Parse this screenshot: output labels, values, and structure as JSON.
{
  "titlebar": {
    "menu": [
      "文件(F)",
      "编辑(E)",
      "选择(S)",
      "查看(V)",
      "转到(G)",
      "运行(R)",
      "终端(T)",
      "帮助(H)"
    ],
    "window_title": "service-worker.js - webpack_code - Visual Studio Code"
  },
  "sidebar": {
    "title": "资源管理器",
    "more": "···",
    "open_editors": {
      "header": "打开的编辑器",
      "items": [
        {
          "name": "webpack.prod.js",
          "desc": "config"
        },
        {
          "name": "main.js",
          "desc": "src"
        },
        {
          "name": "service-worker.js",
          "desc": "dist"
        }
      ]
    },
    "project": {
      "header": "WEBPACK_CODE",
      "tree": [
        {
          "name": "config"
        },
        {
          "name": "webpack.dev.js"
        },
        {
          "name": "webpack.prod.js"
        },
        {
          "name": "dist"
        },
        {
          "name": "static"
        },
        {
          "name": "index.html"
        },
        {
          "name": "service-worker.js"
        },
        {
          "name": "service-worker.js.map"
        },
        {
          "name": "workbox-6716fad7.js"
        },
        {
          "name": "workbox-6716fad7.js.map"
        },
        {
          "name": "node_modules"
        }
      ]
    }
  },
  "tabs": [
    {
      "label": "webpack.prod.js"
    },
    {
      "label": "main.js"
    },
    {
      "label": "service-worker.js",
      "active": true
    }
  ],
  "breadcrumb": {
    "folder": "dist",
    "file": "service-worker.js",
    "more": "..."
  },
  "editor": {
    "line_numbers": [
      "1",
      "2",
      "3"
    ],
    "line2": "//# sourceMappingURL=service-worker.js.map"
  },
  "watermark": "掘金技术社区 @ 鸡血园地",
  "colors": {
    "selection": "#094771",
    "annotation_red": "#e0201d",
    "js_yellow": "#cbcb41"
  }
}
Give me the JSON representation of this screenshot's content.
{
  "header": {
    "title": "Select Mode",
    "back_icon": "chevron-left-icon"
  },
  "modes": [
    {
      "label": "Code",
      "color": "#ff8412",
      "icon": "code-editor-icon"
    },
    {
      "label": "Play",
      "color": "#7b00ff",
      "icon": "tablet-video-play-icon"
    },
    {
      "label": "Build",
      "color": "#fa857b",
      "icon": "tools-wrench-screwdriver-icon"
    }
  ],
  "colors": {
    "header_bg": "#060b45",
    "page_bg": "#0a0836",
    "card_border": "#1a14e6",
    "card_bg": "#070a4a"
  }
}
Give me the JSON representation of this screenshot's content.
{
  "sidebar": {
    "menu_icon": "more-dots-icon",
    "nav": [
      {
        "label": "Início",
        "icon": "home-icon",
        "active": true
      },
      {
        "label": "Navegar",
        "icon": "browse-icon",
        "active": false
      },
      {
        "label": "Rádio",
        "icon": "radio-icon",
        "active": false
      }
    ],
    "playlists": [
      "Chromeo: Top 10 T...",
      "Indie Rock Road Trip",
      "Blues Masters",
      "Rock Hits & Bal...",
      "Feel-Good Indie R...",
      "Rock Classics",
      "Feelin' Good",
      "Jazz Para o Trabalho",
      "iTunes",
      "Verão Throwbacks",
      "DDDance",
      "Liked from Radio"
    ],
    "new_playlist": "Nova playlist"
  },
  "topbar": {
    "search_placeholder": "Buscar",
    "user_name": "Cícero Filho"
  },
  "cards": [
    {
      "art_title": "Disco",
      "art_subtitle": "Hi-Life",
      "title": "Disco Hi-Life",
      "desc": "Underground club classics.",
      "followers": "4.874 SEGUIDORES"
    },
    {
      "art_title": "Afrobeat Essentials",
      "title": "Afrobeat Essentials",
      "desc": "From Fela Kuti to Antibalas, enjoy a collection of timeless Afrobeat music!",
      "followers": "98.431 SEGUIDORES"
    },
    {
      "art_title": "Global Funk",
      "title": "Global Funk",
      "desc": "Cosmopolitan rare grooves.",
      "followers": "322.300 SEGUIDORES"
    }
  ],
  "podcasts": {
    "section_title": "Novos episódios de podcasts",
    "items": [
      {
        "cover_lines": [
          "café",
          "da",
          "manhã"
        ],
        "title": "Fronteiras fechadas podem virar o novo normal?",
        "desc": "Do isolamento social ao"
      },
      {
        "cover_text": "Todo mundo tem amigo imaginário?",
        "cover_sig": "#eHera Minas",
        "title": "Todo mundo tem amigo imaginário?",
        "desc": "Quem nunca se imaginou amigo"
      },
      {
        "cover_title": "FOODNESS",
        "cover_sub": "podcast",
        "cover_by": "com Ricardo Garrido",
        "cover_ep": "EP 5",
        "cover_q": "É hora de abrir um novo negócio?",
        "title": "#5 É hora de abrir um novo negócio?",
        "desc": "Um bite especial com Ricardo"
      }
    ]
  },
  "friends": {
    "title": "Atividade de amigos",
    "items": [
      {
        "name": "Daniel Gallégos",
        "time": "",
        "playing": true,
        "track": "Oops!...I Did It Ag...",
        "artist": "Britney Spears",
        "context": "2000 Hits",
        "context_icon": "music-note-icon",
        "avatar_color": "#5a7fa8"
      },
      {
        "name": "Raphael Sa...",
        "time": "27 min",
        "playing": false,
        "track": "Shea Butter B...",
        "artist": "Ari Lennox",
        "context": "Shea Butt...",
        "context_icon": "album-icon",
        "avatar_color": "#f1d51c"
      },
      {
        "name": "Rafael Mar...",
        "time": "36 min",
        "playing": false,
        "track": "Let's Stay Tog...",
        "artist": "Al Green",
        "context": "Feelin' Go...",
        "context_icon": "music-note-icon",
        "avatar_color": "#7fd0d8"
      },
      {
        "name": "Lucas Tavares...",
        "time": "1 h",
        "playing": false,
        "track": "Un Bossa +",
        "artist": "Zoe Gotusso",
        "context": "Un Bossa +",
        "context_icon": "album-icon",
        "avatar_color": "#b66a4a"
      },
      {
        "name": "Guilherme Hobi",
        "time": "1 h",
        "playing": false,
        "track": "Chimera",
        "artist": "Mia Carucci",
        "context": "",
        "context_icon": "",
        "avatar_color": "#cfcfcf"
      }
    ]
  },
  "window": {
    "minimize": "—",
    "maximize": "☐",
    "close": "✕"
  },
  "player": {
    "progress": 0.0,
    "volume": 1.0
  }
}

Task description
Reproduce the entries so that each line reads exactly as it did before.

Result of the exercise
Parse this screenshot: output labels, values, and structure as JSON.
{
  "titlebar": {
    "menu": [
      "文件(F)",
      "编辑(E)",
      "选择(S)",
      "查看(V)",
      "转到(G)",
      "运行(R)",
      "终端(T)",
      "帮助(H)"
    ],
    "window_title": "service-worker.js - webpack_code - Visual Studio Code"
  },
  "sidebar": {
    "title": "资源管理器",
    "more": "···",
    "open_editors": {
      "header": "打开的编辑器",
      "items": [
        {
          "name": "webpack.prod.js",
          "desc": "config"
        },
        {
          "name": "main.js",
          "desc": "src"
        },
        {
          "name": "service-worker.js",
          "desc": "dist"
        }
      ]
    },
    "project": {
      "header": "WEBPACK_CODE",
      "tree": [
        {
          "name": "config"
        },
        {
          "name": "webpack.dev.js"
        },
        {
          "name": "webpack.prod.js"
        },
        {
          "name": "dist"
        },
        {
          "name": "static"
        },
        {
          "name": "index.html"
        },
        {
          "name": "service-worker.js"
        },
        {
          "name": "service-worker.js.map"
        },
        {
          "name": "workbox-6716fad7.js"
        },
        {
          "name": "workbox-6716fad7.js.map"
        },
        {
          "name": "node_modules"
        }
      ]
    }
  },
  "tabs": [
    {
      "label": "webpack.prod.js"
    },
    {
      "label": "main.js"
    },
    {
      "label": "service-worker.js",
      "active": true
    }
  ],
  "breadcrumb": {
    "folder": "dist",
    "file": "service-worker.js",
    "more": "..."
  },
  "editor": {
    "line_numbers": [
      "1",
      "2",
      "3"
    ],
    "line2": "//# sourceMappingURL=service-worker.js.map"
  },
  "watermark": "掘金技术社区 @ 鸡血园地",
  "colors": {
    "selection": "#094771",
    "annotation_red": "#e0201d",
    "js_yellow": "#cbcb41"
  }
}
Give me the JSON representation of this screenshot's content.
{
  "header": {
    "title": "Select Mode",
    "back_icon": "chevron-left-icon"
  },
  "modes": [
    {
      "label": "Code",
      "color": "#ff8412",
      "icon": "code-editor-icon"
    },
    {
      "label": "Play",
      "color": "#7b00ff",
      "icon": "tablet-video-play-icon"
    },
    {
      "label": "Build",
      "color": "#fa857b",
      "icon": "tools-wrench-screwdriver-icon"
    }
  ],
  "colors": {
    "header_bg": "#060b45",
    "page_bg": "#0a0836",
    "card_border": "#1a14e6",
    "card_bg": "#070a4a"
  }
}
Give me the JSON representation of this screenshot's content.
{
  "sidebar": {
    "menu_icon": "more-dots-icon",
    "nav": [
      {
        "label": "Início",
        "icon": "home-icon",
        "active": true
      },
      {
        "label": "Navegar",
        "icon": "browse-icon",
        "active": false
      },
      {
        "label": "Rádio",
        "icon": "radio-icon",
        "active": false
      }
    ],
    "playlists": [
      "Chromeo: Top 10 T...",
      "Indie Rock Road Trip",
      "Blues Masters",
      "Rock Hits & Bal...",
      "Feel-Good Indie R...",
      "Rock Classics",
      "Feelin' Good",
      "Jazz Para o Trabalho",
      "iTunes",
      "Verão Throwbacks",
      "DDDance",
      "Liked from Radio"
    ],
    "new_playlist": "Nova playlist"
  },
  "topbar": {
    "search_placeholder": "Buscar",
    "user_name": "Cícero Filho"
  },
  "cards": [
    {
      "art_title": "Disco",
      "art_subtitle": "Hi-Life",
      "title": "Disco Hi-Life",
      "desc": "Underground club classics.",
      "followers": "4.874 SEGUIDORES"
    },
    {
      "art_title": "Afrobeat Essentials",
      "title": "Afrobeat Essentials",
      "desc": "From Fela Kuti to Antibalas, enjoy a collection of timeless Afrobeat music!",
      "followers": "98.431 SEGUIDORES"
    },
    {
      "art_title": "Global Funk",
      "title": "Global Funk",
      "desc": "Cosmopolitan rare grooves.",
      "followers": "322.300 SEGUIDORES"
    }
  ],
  "podcasts": {
    "section_title": "Novos episódios de podcasts",
    "items": [
      {
        "cover_lines": [
          "café",
          "da",
          "manhã"
        ],
        "title": "Fronteiras fechadas podem virar o novo normal?",
        "desc": "Do isolamento social ao"
      },
      {
        "cover_text": "Todo mundo tem amigo imaginário?",
        "cover_sig": "#eHera Minas",
        "title": "Todo mundo tem amigo imaginário?",
        "desc": "Quem nunca se imaginou amigo"
      },
      {
        "cover_title": "FOODNESS",
        "cover_sub": "podcast",
        "cover_by": "com Ricardo Garrido",
        "cover_ep": "EP 5",
        "cover_q": "É hora de abrir um novo negócio?",
        "title": "#5 É hora de abrir um novo negócio?",
        "desc": "Um bite especial com Ricardo"
      }
    ]
  },
  "friends": {
    "title": "Atividade de amigos",
    "items": [
      {
        "name": "Daniel Gallégos",
        "time": "",
        "playing": true,
        "track": "Oops!...I Did It Ag...",
        "artist": "Britney Spears",
        "context": "2000 Hits",
        "context_icon": "music-note-icon",
        "avatar_color": "#5a7fa8"
      },
      {
        "name": "Raphael Sa...",
        "time": "27 min",
        "playing": false,
        "track": "Shea Butter B...",
        "artist": "Ari Lennox",
        "context": "Shea Butt...",
        "context_icon": "album-icon",
        "avatar_color": "#f1d51c"
      },
      {
        "name": "Rafael Mar...",
        "time": "36 min",
        "playing": false,
        "track": "Let's Stay Tog...",
        "artist": "Al Green",
        "context": "Feelin' Go...",
        "context_icon": "music-note-icon",
        "avatar_color": "#7fd0d8"
      },
      {
        "name": "Lucas Tavares...",
        "time": "1 h",
        "playing": false,
        "track": "Un Bossa +",
        "artist": "Zoe Gotusso",
        "context": "Un Bossa +",
        "context_icon": "album-icon",
        "avatar_color": "#b66a4a"
      },
      {
        "name": "Guilherme Hobi",
        "time": "1 h",
        "playing": false,
        "track": "Chimera",
        "artist": "Mia Carucci",
        "context": "",
        "context_icon": "",
        "avatar_color": "#cfcfcf"
      }
    ]
  },
  "window": {
    "minimize": "—",
    "maximize": "☐",
    "close": "✕"
  },
  "player": {
    "progress": 0.0,
    "volume": 1.0
  }
}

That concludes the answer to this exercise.